Extract every line from the records below that contains the word "false".
§ §
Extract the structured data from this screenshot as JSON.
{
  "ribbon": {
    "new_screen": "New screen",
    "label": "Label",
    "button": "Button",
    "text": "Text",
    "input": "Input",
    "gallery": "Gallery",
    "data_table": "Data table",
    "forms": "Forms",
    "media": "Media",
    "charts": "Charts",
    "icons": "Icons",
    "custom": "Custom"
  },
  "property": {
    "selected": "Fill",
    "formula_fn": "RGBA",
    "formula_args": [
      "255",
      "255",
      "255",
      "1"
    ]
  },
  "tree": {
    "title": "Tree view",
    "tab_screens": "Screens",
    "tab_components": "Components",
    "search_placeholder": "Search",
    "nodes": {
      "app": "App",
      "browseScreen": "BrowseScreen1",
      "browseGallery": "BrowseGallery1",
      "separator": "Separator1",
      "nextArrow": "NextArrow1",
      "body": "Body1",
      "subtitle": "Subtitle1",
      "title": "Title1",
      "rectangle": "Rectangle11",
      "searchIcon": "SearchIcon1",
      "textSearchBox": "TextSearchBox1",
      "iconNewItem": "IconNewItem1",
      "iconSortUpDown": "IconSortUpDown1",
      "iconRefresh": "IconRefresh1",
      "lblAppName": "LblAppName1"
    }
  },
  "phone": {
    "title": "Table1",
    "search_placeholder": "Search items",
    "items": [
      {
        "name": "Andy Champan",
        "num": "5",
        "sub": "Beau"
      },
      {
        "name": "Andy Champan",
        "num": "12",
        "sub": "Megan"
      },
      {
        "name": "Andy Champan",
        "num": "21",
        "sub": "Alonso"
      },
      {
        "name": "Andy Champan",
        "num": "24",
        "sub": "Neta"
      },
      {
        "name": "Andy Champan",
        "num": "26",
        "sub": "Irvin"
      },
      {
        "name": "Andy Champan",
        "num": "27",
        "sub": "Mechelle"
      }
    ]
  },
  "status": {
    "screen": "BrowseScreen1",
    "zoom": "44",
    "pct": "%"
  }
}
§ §
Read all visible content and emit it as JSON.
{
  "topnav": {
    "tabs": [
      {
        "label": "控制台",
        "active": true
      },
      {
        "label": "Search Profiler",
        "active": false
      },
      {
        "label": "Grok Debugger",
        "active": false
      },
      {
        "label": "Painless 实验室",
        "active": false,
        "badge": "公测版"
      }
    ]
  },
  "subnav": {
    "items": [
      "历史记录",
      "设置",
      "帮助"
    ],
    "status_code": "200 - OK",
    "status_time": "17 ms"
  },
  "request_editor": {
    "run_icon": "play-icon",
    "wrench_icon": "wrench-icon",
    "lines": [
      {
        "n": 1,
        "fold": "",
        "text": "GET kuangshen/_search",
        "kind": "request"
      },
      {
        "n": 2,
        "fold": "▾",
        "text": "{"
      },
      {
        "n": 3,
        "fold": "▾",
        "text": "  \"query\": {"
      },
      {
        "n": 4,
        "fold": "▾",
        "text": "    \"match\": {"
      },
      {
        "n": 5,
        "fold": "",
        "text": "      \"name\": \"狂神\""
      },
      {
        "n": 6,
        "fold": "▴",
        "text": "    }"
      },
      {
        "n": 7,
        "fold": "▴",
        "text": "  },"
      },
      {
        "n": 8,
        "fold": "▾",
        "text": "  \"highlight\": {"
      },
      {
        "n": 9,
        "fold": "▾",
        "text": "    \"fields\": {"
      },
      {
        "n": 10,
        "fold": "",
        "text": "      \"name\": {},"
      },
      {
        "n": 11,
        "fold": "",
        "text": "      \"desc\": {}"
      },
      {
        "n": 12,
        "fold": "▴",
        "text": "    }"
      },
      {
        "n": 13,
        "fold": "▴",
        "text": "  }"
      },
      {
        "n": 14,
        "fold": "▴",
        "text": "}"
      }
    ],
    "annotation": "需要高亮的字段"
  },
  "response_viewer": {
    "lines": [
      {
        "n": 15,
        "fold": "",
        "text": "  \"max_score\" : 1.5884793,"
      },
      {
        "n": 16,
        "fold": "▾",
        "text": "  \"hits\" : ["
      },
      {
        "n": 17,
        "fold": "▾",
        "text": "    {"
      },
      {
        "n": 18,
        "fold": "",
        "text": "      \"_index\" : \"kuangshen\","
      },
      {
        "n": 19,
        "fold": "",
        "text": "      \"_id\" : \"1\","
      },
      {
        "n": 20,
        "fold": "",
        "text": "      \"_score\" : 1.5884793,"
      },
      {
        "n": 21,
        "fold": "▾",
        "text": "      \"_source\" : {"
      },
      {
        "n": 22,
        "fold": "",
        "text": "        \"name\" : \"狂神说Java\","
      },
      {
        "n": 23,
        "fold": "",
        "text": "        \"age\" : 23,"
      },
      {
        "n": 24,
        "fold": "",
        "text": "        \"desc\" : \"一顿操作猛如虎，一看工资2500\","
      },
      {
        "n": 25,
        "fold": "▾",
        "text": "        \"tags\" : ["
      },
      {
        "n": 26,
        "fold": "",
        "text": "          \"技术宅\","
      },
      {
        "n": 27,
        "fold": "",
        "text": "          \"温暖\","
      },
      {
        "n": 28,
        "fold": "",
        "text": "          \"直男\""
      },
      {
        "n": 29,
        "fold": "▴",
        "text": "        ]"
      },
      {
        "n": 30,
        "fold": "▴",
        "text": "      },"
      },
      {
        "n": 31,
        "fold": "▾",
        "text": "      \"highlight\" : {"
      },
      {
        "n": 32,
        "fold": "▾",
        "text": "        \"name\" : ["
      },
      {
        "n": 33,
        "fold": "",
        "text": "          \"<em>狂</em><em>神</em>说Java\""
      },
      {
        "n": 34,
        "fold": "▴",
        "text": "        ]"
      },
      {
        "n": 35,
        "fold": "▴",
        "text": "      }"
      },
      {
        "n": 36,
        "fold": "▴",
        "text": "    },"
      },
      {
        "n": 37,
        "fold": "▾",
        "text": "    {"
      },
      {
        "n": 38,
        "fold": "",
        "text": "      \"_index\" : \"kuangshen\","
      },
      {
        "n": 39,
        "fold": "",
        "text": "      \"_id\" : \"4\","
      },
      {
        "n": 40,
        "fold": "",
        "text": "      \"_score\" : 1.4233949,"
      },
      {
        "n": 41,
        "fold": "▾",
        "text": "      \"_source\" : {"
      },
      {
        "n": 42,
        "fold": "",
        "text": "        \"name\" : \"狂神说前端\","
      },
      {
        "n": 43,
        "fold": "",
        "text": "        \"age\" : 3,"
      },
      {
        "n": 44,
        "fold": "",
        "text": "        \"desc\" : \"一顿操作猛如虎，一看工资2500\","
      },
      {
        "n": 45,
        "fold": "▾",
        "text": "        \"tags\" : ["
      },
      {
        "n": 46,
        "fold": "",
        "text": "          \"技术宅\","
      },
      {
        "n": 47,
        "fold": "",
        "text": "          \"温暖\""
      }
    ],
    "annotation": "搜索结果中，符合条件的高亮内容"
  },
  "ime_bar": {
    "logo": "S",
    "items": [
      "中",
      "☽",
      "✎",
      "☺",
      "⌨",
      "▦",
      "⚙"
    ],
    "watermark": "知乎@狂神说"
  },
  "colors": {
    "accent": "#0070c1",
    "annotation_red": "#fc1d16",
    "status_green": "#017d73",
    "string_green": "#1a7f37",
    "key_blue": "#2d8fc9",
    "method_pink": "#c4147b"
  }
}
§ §
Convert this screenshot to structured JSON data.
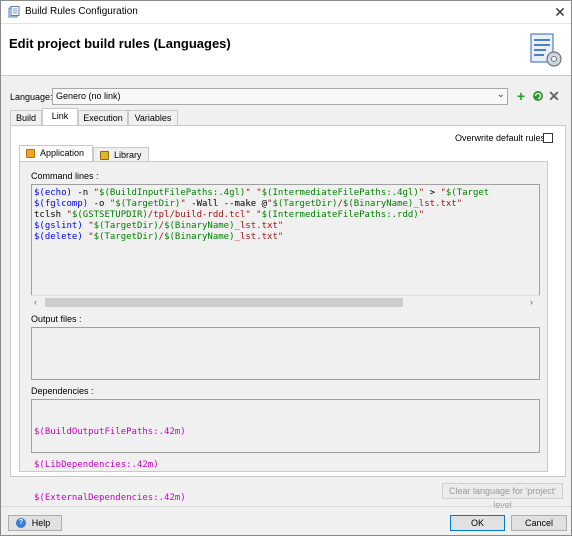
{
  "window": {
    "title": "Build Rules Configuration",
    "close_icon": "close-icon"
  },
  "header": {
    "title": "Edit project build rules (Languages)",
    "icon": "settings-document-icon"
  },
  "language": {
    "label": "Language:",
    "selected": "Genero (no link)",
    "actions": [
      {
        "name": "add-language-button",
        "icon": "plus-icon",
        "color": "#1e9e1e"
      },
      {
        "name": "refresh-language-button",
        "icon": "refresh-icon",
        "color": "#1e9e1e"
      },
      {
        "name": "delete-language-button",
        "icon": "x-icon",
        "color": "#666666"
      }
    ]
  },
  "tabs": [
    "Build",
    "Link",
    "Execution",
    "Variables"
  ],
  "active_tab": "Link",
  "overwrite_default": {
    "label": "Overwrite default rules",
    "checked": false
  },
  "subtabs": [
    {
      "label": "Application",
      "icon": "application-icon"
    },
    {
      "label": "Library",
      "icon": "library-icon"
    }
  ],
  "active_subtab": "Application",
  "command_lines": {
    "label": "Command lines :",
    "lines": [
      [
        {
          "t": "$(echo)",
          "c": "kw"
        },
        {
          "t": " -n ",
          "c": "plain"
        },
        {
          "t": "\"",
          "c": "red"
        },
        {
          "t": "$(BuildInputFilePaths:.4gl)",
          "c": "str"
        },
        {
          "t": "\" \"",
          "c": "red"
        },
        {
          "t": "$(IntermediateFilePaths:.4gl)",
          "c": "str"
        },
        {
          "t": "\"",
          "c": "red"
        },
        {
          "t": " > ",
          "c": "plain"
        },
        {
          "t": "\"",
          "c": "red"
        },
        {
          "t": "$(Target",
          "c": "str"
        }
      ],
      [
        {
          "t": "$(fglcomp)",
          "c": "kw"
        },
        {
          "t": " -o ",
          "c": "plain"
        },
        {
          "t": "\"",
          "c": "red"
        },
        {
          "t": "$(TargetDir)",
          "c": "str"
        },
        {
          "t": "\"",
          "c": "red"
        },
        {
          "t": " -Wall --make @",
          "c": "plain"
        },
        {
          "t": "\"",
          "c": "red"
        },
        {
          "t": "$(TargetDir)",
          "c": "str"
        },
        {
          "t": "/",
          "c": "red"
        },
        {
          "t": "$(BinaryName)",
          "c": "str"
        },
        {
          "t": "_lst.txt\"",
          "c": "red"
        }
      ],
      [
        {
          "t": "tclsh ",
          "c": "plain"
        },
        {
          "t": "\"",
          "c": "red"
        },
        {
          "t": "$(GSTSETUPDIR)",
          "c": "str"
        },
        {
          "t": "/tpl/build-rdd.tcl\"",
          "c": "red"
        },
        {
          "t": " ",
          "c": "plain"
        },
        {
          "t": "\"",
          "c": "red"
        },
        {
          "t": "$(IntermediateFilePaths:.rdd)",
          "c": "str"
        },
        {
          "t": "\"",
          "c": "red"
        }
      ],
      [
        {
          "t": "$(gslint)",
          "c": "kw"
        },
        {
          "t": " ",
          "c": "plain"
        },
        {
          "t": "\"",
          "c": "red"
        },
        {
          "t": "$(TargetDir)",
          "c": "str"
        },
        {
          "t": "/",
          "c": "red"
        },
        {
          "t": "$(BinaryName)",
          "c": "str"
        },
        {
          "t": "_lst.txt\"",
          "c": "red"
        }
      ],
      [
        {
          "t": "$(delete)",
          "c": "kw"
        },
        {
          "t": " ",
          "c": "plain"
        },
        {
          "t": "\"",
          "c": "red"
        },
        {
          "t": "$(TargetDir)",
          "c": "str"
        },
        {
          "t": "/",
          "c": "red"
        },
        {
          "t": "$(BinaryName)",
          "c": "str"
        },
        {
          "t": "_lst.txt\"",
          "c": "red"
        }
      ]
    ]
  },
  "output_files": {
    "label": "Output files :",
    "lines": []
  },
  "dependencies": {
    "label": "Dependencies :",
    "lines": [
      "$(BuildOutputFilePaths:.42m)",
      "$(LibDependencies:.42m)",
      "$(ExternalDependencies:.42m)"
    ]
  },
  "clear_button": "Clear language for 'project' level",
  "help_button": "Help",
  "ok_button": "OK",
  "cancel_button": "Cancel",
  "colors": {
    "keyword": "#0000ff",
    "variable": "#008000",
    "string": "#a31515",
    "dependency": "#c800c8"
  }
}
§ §
◆ Reply to the exercise:
        "active": false
        "active": false
        "active": false,
    "checked": false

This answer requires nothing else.